Pharmaceutical Marketing Educates Doctors, Improves Care

At a recent hearing before the Senate Special Committee on Aging, PhRMA had the opportunity to express its views on the important role pharmaceutical marketing plays in helping physicians access timely information about medicines.  During the hearing, we highlighted the fact that educational activities by America’s pharmaceutical research companies can enhance the practice of medicine, which helps to reduce healthcare costs and improve the lives of patients suffering from disease.

Pharmaceutical marketing is one of several important ways for doctors to receive the information they need to make sure their treatment choices are the right ones for each individual patient.  In fact, reports have shown that pharmaceutical marketing and continuing medical education programs have drastically improved awareness of treatment options for Americans suffering from a variety of conditions, including diabetes, a disease that has reached epidemic proportions in the United States.

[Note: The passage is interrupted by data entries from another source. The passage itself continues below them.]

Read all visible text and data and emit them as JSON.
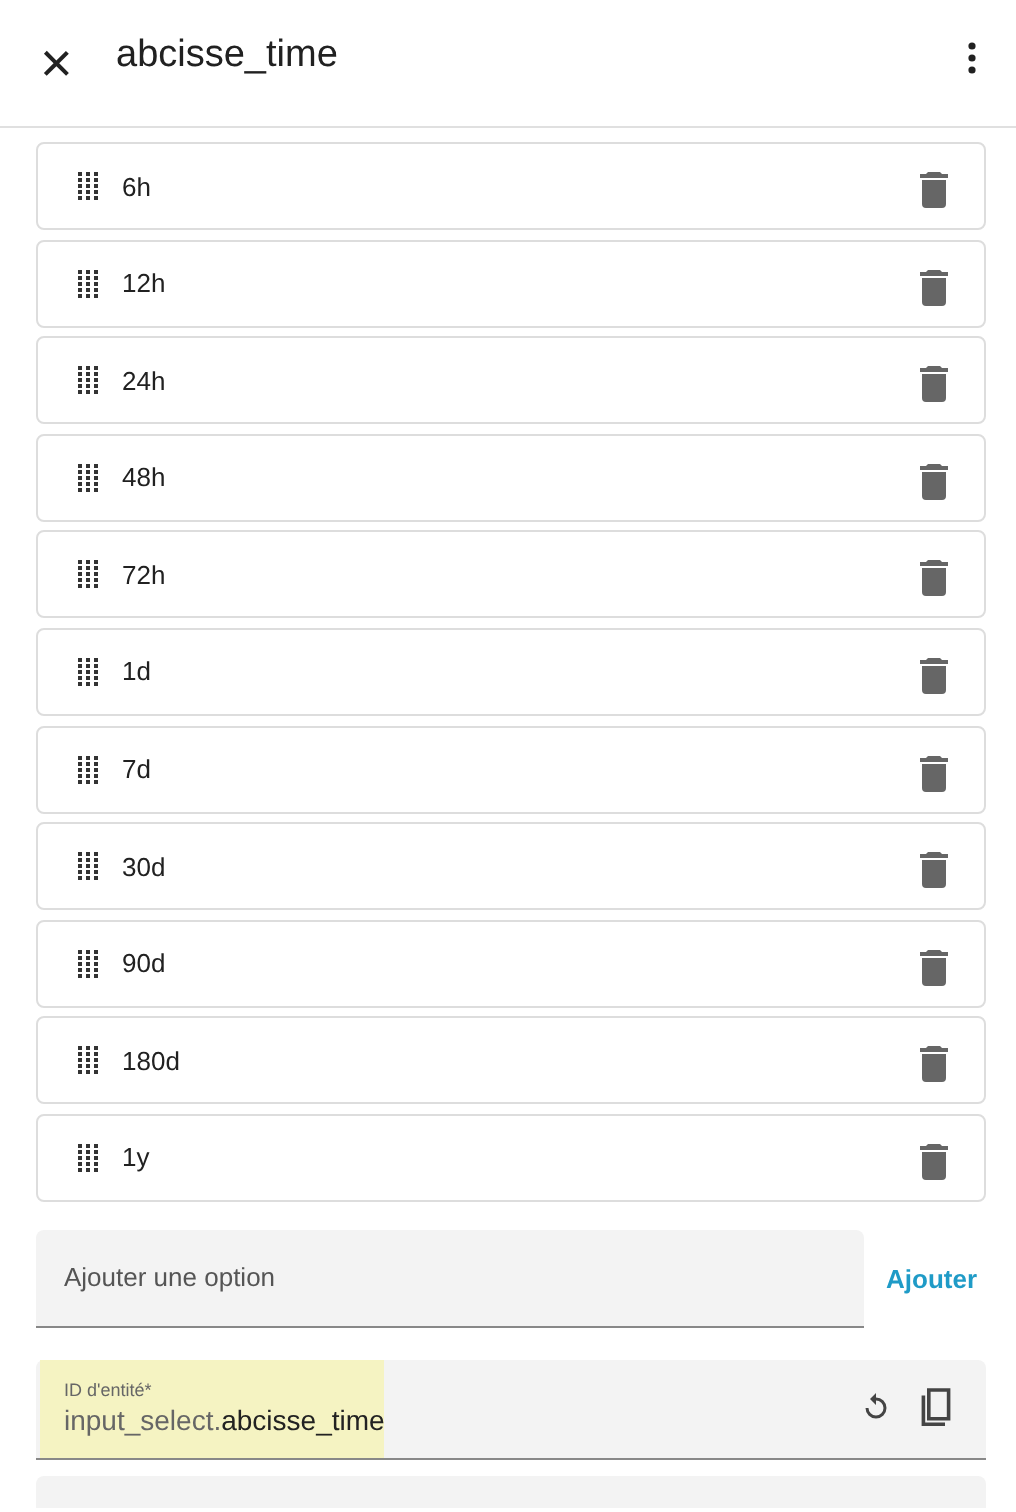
{
  "header": {
    "close": "×",
    "title": "abcisse_time"
  },
  "options": [
    {
      "label": "6h"
    },
    {
      "label": "12h"
    },
    {
      "label": "24h"
    },
    {
      "label": "48h"
    },
    {
      "label": "72h"
    },
    {
      "label": "1d"
    },
    {
      "label": "7d"
    },
    {
      "label": "30d"
    },
    {
      "label": "90d"
    },
    {
      "label": "180d"
    },
    {
      "label": "1y"
    }
  ],
  "add_option": {
    "placeholder": "Ajouter une option",
    "button": "Ajouter"
  },
  "entity_id": {
    "label": "ID d'entité*",
    "prefix": "input_select.",
    "value": "abcisse_time",
    "highlighted": true
  }
}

Keeping in mind the benefits of pharmaceutical marketing and how it helps improve healthcare in America, it would be a mistake to not also recognize the tremendous work and effort that takes place every day behind the scenes in the search for new life-enhancing medicines.  This work, done by pharmaceutical scientists in labs across the U.S., is critical if we want to continue to build up the incredible arsenal of medicines that are currently in the pipeline.  Last year alone, PhRMA members invested an estimated $43 billion in discovering and developing new medicines that help patients win their battle against disease.

But in order for this battle to be a success, we believe healthcare providers should be armed with essential information about the medicines they prescribe.  Informing healthcare professionals of the benefits and risks specific to a new or existing medicine -- whether it be through responsible advertising or pharmaceutical sales representatives -- helps ensure patients are safely and effectively treated.

To help ensure the accuracy of information provided to healthcare professionals, pharmaceutical research companies must comply with strict Food and Drug Administration regulations.  PhRMA’s Code on Interactions with Healthcare Professionals also provides guidance on how sales personnel can and should maintain ethical relationships in their discussions with health care professionals.  The Office of the Inspector General at the Department of Health and Human Services has spoken favorably of the Code as a measure that helps demonstrate a good faith effort to comply with the legal requirements that govern pharmaceutical marketing practices.

There is no doubt that medicines -- and greater awareness of new, cutting-edge medicines -- play a valuable role in helping drive down healthcare costs by helping keep patients out of the hospital.  Studies have shown that greater utilization of medicines helps patients avoid expensive hospital and emergency room visits.  A recent study by Medco found that if diabetes patients increased their treatment regimen by 20 percent, it would save them on average $1,074 by eliminating other more expensive medical costs.  Top employers in America today are also seeing significant reductions in their healthcare expenditures by taking steps that help keep employees out of the hospital through lifestyle improvements and greater utilization of life-enhancing medicines.

Clearly, raising awareness of treatment options benefits the entire healthcare system and most importantly, helps patients win their battle against disease.